When living with a cat, one must accept certain inevitabilities. For example, objects placed upon a surface will somehow end up on the floor, but never while anyone is present. Glasses put on the nightstand before bedtime will prove irresistible; the cat will bat the glasses to the floor. Cats are awake just before the alarm, and sometimes figure out how to break into a room to become the alarm clock.
A cat is a creature unto herself. I do not own my cat; my cat resides in my apartment, and I do her bidding. Occasionally I wonder if cats actually love their humans. Rory certainly seems to express affection to me, especially at 5:30 in the morning when she gets the urge to stick her cold nose in my ear, or wash my face, or crawl under the bedclothes with me. It's very sweet, really, but couldn't she wait an hour?
The kitten, Rowan, also expresses affection by nibbling toes as I stumble to the bathroom, or barging in while I take a shower. ("Out!" I'll yell and flick droplets of water). Rory taught Rowan how to push open doors, and sometimes they team up to get into my bedroom early in the morning. Rowan just wants to play, not understanding that she can't pull things out of my book bag, bat my pens off of my desk, or chew on the corners of my books. She's especially needy if she's been left alone all night.
Rory greets me as I walk toward my apartment, her loud meows and jingling collar following me toward the door. I pick her up and she purrs enthusiastically, but really what she wants is her food and water, and some petting--afterward, she cries to be let back out.

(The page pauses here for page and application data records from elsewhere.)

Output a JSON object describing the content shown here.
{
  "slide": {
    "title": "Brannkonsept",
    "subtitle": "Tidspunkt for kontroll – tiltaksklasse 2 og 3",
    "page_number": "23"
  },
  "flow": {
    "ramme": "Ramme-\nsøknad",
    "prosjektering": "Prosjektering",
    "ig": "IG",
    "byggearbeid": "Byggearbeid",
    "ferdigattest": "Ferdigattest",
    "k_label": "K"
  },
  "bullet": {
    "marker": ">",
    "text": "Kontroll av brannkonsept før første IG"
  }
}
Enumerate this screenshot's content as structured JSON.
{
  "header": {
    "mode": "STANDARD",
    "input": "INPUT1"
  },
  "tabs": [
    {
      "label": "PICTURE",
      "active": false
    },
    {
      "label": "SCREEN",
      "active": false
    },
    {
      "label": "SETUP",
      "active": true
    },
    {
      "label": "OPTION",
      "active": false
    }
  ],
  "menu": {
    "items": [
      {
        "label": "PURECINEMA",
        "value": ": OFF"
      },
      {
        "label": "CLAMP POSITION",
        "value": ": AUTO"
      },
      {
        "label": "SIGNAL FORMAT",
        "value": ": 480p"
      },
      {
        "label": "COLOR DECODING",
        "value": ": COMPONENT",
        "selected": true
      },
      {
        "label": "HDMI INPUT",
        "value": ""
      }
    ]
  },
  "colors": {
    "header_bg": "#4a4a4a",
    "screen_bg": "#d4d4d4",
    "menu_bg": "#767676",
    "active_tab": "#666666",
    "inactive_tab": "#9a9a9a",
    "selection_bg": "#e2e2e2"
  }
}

It's startling to realize that my cat and I have a special bond, an actual relationship. She meows when she sees me because she wants my attention, even if Lance is already petting her. (She knows he's the one to beg treats from, though). She jumps in my lap, snuggles with me when I sleep, and looks to me as her primary human being. She'll even try to follow me to work, if I don't stop her by putting her in the apartment or leaving when she's not looking.
But still, she is a cat, and she has her independence and own pursuits. Life with a cat may entail finding lost items (my contacts case used to find its way from the bathroom to under the refrigerator) and putting up with a furry body stretched across a book, but it's also pretty fun--and in the winter, a cat in the lap is almost as nice as a roaring fire to keep you warm.